The order of sautéed snow pea shoots with garlic ($6.99) was a reasonable price.  You may find these look different from the dark green leafy ones found in other restaurants as these are cultivated in a greenhouse (understandably since we visited in the winter). Personally, I find the leafier non-greenhouse variety tastier as they have a stronger pea taste, but if you want to eat this year round this is a good alternative.

We ended off with a pan fried red bean pancake ($2.99) which was brought out near the end of our meal - I was pleasantly surprised as sometimes Chinese restaurants don't bother timing dishes and bring dessert out early to just finish up an order. The dough was rolled thinly and cooked to a lovely golden brown with crispy air pockets throughout.  There was also a fair amount of red bean paste in it - which was thankfully sweet enough - and quite delicious.  For the low price the pancake was surprisingly big and we ended up taking half to go.

For my dumpling cravings I’ll still likely go to Dumpling Restaurant to satisfy myself on account of their easy to understand menus and somewhat improved eating conditions.  Nonetheless, Chinese Dumpling House is still a good alternative offering budget friendly prices and does have better noodle consistency.

Overall mark - 7 out of 10

Like the blog? You can now follow me on twitter for notifications -

Gastro World's Grading System
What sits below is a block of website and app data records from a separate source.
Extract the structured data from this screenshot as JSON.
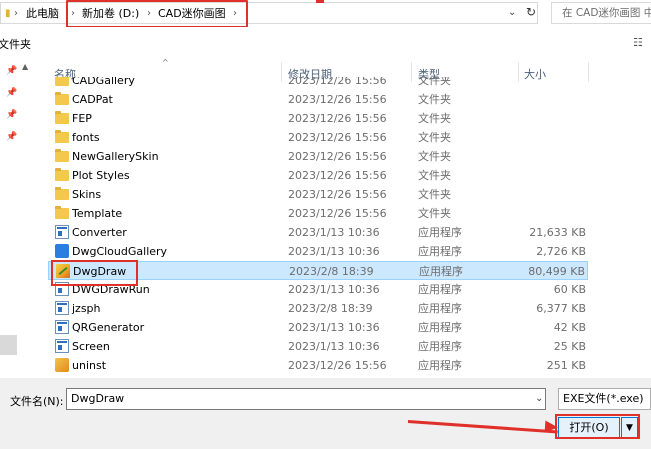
{
  "address": {
    "crumbs": [
      "此电脑",
      "新加卷 (D:)",
      "CAD迷你画图"
    ],
    "search_placeholder": "在 CAD迷你画图 中"
  },
  "toolbar": {
    "new_folder": "文件夹"
  },
  "columns": {
    "name": "名称",
    "date": "修改日期",
    "type": "类型",
    "size": "大小"
  },
  "files": [
    {
      "name": "CADGallery",
      "date": "2023/12/26 15:56",
      "type": "文件夹",
      "size": "",
      "icon": "folder-icon"
    },
    {
      "name": "CADPat",
      "date": "2023/12/26 15:56",
      "type": "文件夹",
      "size": "",
      "icon": "folder-icon"
    },
    {
      "name": "FEP",
      "date": "2023/12/26 15:56",
      "type": "文件夹",
      "size": "",
      "icon": "folder-icon"
    },
    {
      "name": "fonts",
      "date": "2023/12/26 15:56",
      "type": "文件夹",
      "size": "",
      "icon": "folder-icon"
    },
    {
      "name": "NewGallerySkin",
      "date": "2023/12/26 15:56",
      "type": "文件夹",
      "size": "",
      "icon": "folder-icon"
    },
    {
      "name": "Plot Styles",
      "date": "2023/12/26 15:56",
      "type": "文件夹",
      "size": "",
      "icon": "folder-icon"
    },
    {
      "name": "Skins",
      "date": "2023/12/26 15:56",
      "type": "文件夹",
      "size": "",
      "icon": "folder-icon"
    },
    {
      "name": "Template",
      "date": "2023/12/26 15:56",
      "type": "文件夹",
      "size": "",
      "icon": "folder-icon"
    },
    {
      "name": "Converter",
      "date": "2023/1/13 10:36",
      "type": "应用程序",
      "size": "21,633 KB",
      "icon": "app-icon"
    },
    {
      "name": "DwgCloudGallery",
      "date": "2023/1/13 10:36",
      "type": "应用程序",
      "size": "2,726 KB",
      "icon": "cloud-app-icon"
    },
    {
      "name": "DwgDraw",
      "date": "2023/2/8 18:39",
      "type": "应用程序",
      "size": "80,499 KB",
      "icon": "dwgdraw-icon",
      "selected": true
    },
    {
      "name": "DWGDrawRun",
      "date": "2023/1/13 10:36",
      "type": "应用程序",
      "size": "60 KB",
      "icon": "app-icon"
    },
    {
      "name": "jzsph",
      "date": "2023/2/8 18:39",
      "type": "应用程序",
      "size": "6,377 KB",
      "icon": "app-icon"
    },
    {
      "name": "QRGenerator",
      "date": "2023/1/13 10:36",
      "type": "应用程序",
      "size": "42 KB",
      "icon": "app-icon"
    },
    {
      "name": "Screen",
      "date": "2023/1/13 10:36",
      "type": "应用程序",
      "size": "25 KB",
      "icon": "app-icon"
    },
    {
      "name": "uninst",
      "date": "2023/12/26 15:56",
      "type": "应用程序",
      "size": "251 KB",
      "icon": "uninstall-icon"
    }
  ],
  "bottom": {
    "filename_label": "文件名(N):",
    "filename_value": "DwgDraw",
    "filter": "EXE文件(*.exe)",
    "open_label": "打开(O)"
  },
  "colors": {
    "annotation": "#e0302a",
    "selection": "#cce8ff",
    "accent": "#0078d7",
    "folder": "#f3c94d"
  }
}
  • Anything under 5 - I really disliked and will never go back
  • 6 - decent restaurant but I likely won't return
  • 7 - decent restaurant and I will likely return
  • 8 - great restaurant that I'd be happy to recommend
  • 9 - fantastic restaurant that I would love to visit regularly and highly recommend
  • 10 - absolute perfection!